__Assigned task__: Give the listing back in full, exactly as written, with the pictures removed.

--- START ---

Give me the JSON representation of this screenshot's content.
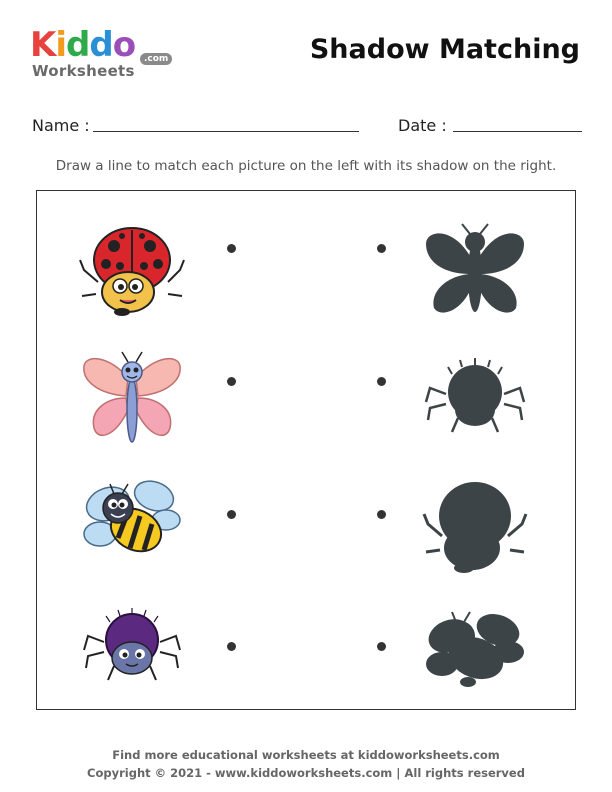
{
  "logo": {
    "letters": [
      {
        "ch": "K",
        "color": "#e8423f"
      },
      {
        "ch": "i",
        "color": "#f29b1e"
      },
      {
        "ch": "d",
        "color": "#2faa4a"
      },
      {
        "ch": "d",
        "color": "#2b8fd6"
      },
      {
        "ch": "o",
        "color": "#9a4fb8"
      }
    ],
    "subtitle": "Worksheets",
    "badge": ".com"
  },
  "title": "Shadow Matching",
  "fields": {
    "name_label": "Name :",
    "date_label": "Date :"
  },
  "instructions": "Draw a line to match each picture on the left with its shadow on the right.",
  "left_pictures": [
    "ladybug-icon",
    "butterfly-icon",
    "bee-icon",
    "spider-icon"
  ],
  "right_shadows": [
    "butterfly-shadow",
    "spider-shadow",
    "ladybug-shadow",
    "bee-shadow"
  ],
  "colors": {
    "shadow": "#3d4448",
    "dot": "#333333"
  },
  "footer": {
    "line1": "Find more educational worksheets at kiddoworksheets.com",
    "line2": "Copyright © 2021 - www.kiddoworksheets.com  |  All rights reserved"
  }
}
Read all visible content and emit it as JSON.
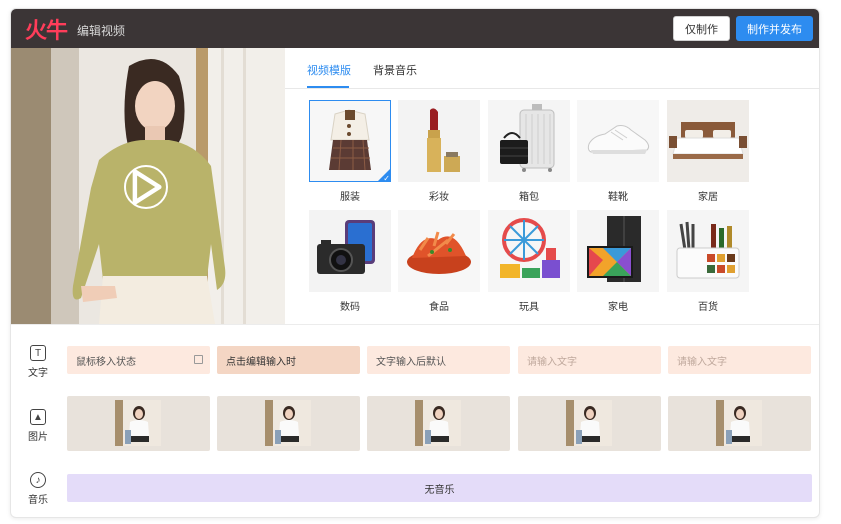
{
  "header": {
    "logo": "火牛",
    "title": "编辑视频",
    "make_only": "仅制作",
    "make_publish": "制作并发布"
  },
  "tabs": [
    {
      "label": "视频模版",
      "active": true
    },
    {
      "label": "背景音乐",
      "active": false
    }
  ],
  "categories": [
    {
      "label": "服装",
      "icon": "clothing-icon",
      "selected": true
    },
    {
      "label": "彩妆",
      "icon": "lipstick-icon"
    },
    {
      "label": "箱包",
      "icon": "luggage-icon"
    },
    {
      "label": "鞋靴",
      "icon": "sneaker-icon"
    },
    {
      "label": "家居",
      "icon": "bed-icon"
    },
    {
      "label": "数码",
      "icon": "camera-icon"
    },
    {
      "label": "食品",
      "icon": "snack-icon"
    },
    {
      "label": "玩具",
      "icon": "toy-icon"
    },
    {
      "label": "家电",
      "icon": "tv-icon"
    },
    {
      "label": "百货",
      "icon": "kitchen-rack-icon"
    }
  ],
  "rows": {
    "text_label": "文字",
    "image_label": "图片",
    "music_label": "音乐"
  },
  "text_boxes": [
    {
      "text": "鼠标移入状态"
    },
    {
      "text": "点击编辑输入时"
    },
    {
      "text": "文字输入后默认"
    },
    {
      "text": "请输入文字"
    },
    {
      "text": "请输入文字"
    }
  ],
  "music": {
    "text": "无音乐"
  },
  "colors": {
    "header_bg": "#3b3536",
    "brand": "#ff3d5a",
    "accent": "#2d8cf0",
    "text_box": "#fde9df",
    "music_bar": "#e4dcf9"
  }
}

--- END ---

__Exercise result__:
Give me the JSON representation of this screenshot's content.
{
  "logo": {
    "letters": [
      {
        "ch": "K",
        "color": "#e8423f"
      },
      {
        "ch": "i",
        "color": "#f29b1e"
      },
      {
        "ch": "d",
        "color": "#2faa4a"
      },
      {
        "ch": "d",
        "color": "#2b8fd6"
      },
      {
        "ch": "o",
        "color": "#9a4fb8"
      }
    ],
    "subtitle": "Worksheets",
    "badge": ".com"
  },
  "title": "Shadow Matching",
  "fields": {
    "name_label": "Name :",
    "date_label": "Date :"
  },
  "instructions": "Draw a line to match each picture on the left with its shadow on the right.",
  "left_pictures": [
    "ladybug-icon",
    "butterfly-icon",
    "bee-icon",
    "spider-icon"
  ],
  "right_shadows": [
    "butterfly-shadow",
    "spider-shadow",
    "ladybug-shadow",
    "bee-shadow"
  ],
  "colors": {
    "shadow": "#3d4448",
    "dot": "#333333"
  },
  "footer": {
    "line1": "Find more educational worksheets at kiddoworksheets.com",
    "line2": "Copyright © 2021 - www.kiddoworksheets.com  |  All rights reserved"
  }
}
Read all visible content and emit it as JSON.
{
  "header": {
    "logo": "火牛",
    "title": "编辑视频",
    "make_only": "仅制作",
    "make_publish": "制作并发布"
  },
  "tabs": [
    {
      "label": "视频模版",
      "active": true
    },
    {
      "label": "背景音乐",
      "active": false
    }
  ],
  "categories": [
    {
      "label": "服装",
      "icon": "clothing-icon",
      "selected": true
    },
    {
      "label": "彩妆",
      "icon": "lipstick-icon"
    },
    {
      "label": "箱包",
      "icon": "luggage-icon"
    },
    {
      "label": "鞋靴",
      "icon": "sneaker-icon"
    },
    {
      "label": "家居",
      "icon": "bed-icon"
    },
    {
      "label": "数码",
      "icon": "camera-icon"
    },
    {
      "label": "食品",
      "icon": "snack-icon"
    },
    {
      "label": "玩具",
      "icon": "toy-icon"
    },
    {
      "label": "家电",
      "icon": "tv-icon"
    },
    {
      "label": "百货",
      "icon": "kitchen-rack-icon"
    }
  ],
  "rows": {
    "text_label": "文字",
    "image_label": "图片",
    "music_label": "音乐"
  },
  "text_boxes": [
    {
      "text": "鼠标移入状态"
    },
    {
      "text": "点击编辑输入时"
    },
    {
      "text": "文字输入后默认"
    },
    {
      "text": "请输入文字"
    },
    {
      "text": "请输入文字"
    }
  ],
  "music": {
    "text": "无音乐"
  },
  "colors": {
    "header_bg": "#3b3536",
    "brand": "#ff3d5a",
    "accent": "#2d8cf0",
    "text_box": "#fde9df",
    "music_bar": "#e4dcf9"
  }
}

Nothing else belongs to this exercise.